Not Your Typical Teenager

By Graceley Todd

A typical teenager’s Saturday morning consists of sleeping in and watching television, however, Maria Baig woke up early every other Saturday for half the year excited to go to her GirlsFLI meeting. Now as a teenager myself I can personally say there’s little I’d rather do on a Saturday morning then sleep so when Maria told me this I knew she was truly passionate about GirlsFLI. Maria entered the program a little hesitant that she would not connect well with the other girls but to her delight she made friends almost “instantaneously”, and more importantly she found a group of girls who shared her interest in spreading awareness about racial discrimination.

In elementary school Maria was bullied. Although she didn't realize it at the time she later reflected “oh race was probably the problem”. She explained that most of the students in her elementary school were white and she was the only minority. When she joined GirlsFLI Maria discovered that she was not alone with her encounter with racism on Long Island. As fellow GirlsFLI members shared their struggles with discrimination she said “I learned stories about people that really stuck with me”. The fact that so many of the GirlsFLI girls were exposed to racial prejudice is not shocking considering Long Island is statistically one of the most segregated regions in the country. Maria, motivated by this experience, chose to “focus on race” and with the help of her fellow GirlsFLI members, created the service project Depicting Diversity.  Depicting Diversity concentrates on “the lack of diversity in film and television” and focuses on ending racial, gender, and sexual orientation based stereotypes. Their presentation was a huge success as their audience filled the venue and varied in age, race, and gender. Not only was it a full house but attendees lingered to share their own stories. In fact, after the presentation a woman from the audience stood up and thanked the GirlsFLI girls for their efforts to change how certain races are portrayed in the media and shared how hard it has been for her to overcome the stereotypes that are linked to Latina immigrant women. Seeing firsthand how her project affected people, Maria stated “I can do so much at my age, much more than I thought I could and thanks to GirlsFLI, I now have jump start that I needed to do so much more”.  
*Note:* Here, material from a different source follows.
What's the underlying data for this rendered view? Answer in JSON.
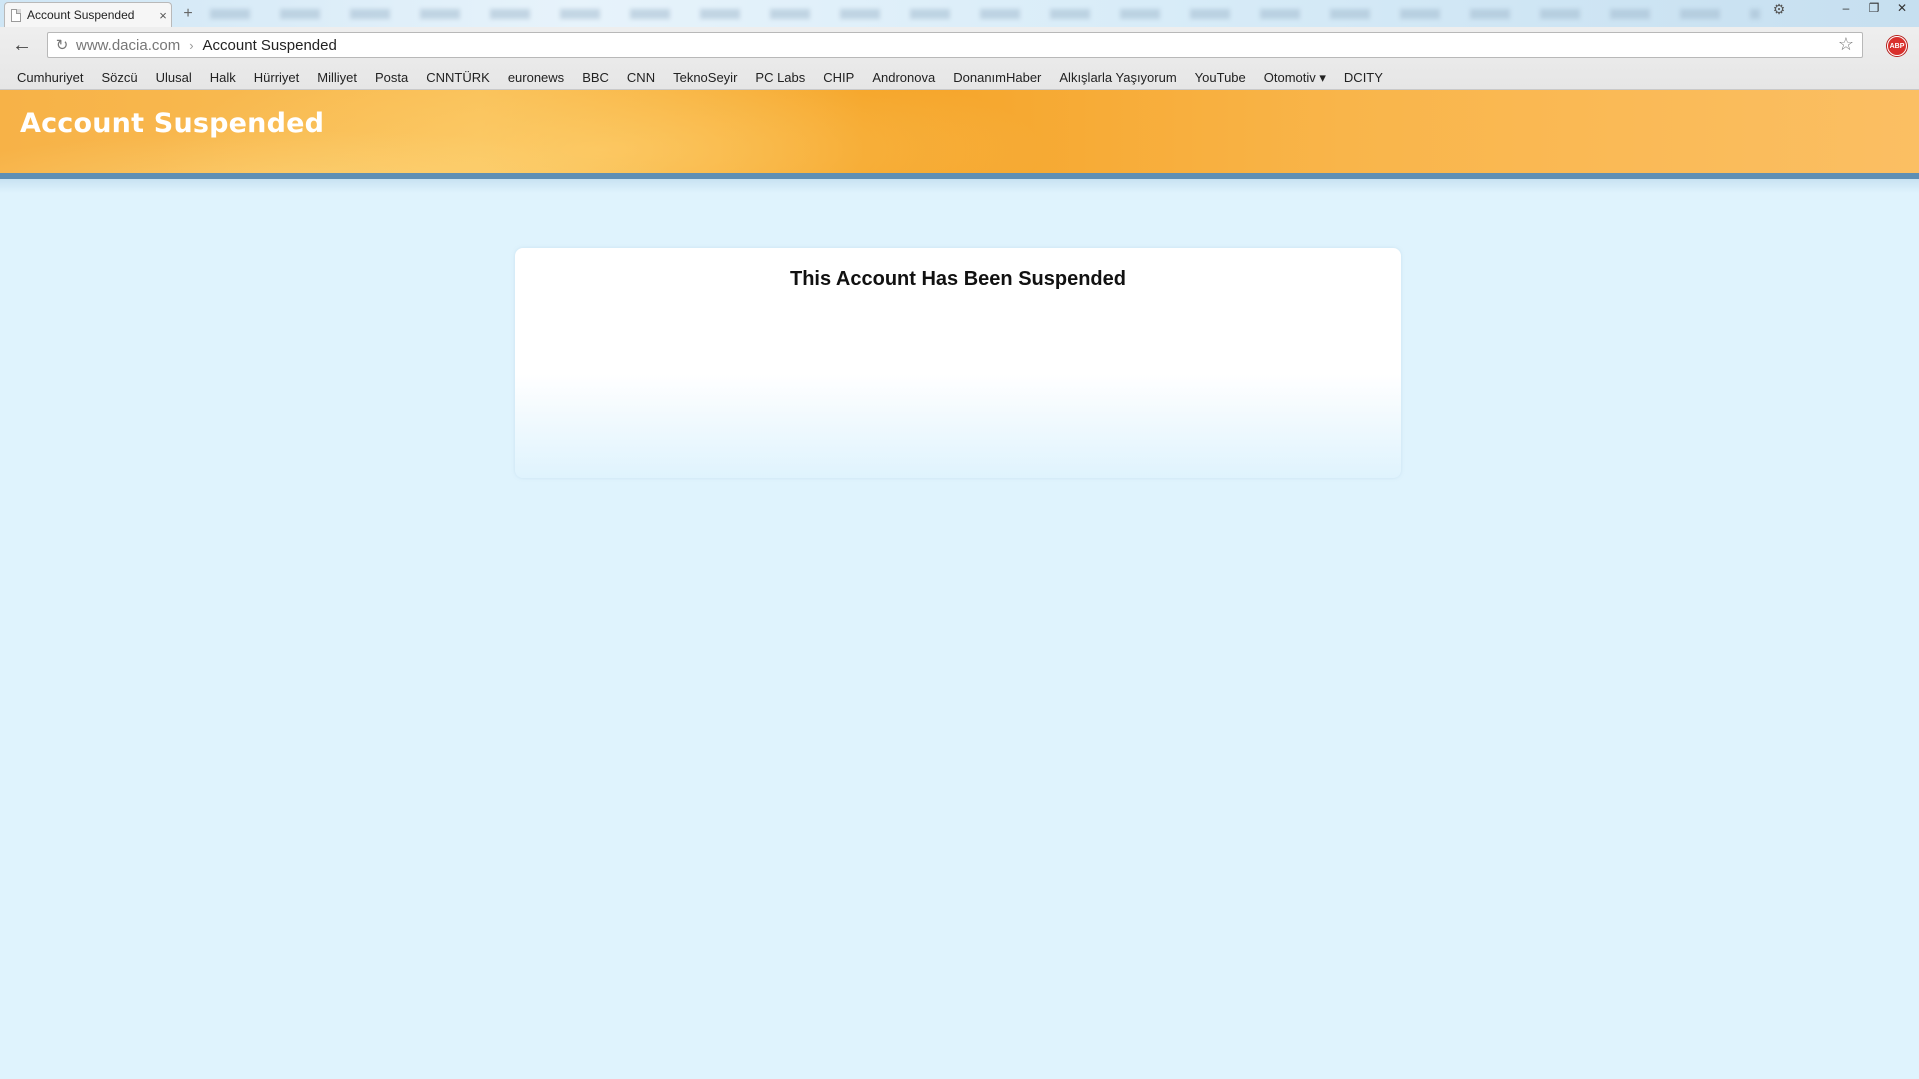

This story was written by Graceley Todd, a WFLI intern this summer whose main task was to tell the stories of the GirlsFLI members. Graceley is a student at Portledge High School in Locust Valley. She is a writer for her school paper and literary magazine.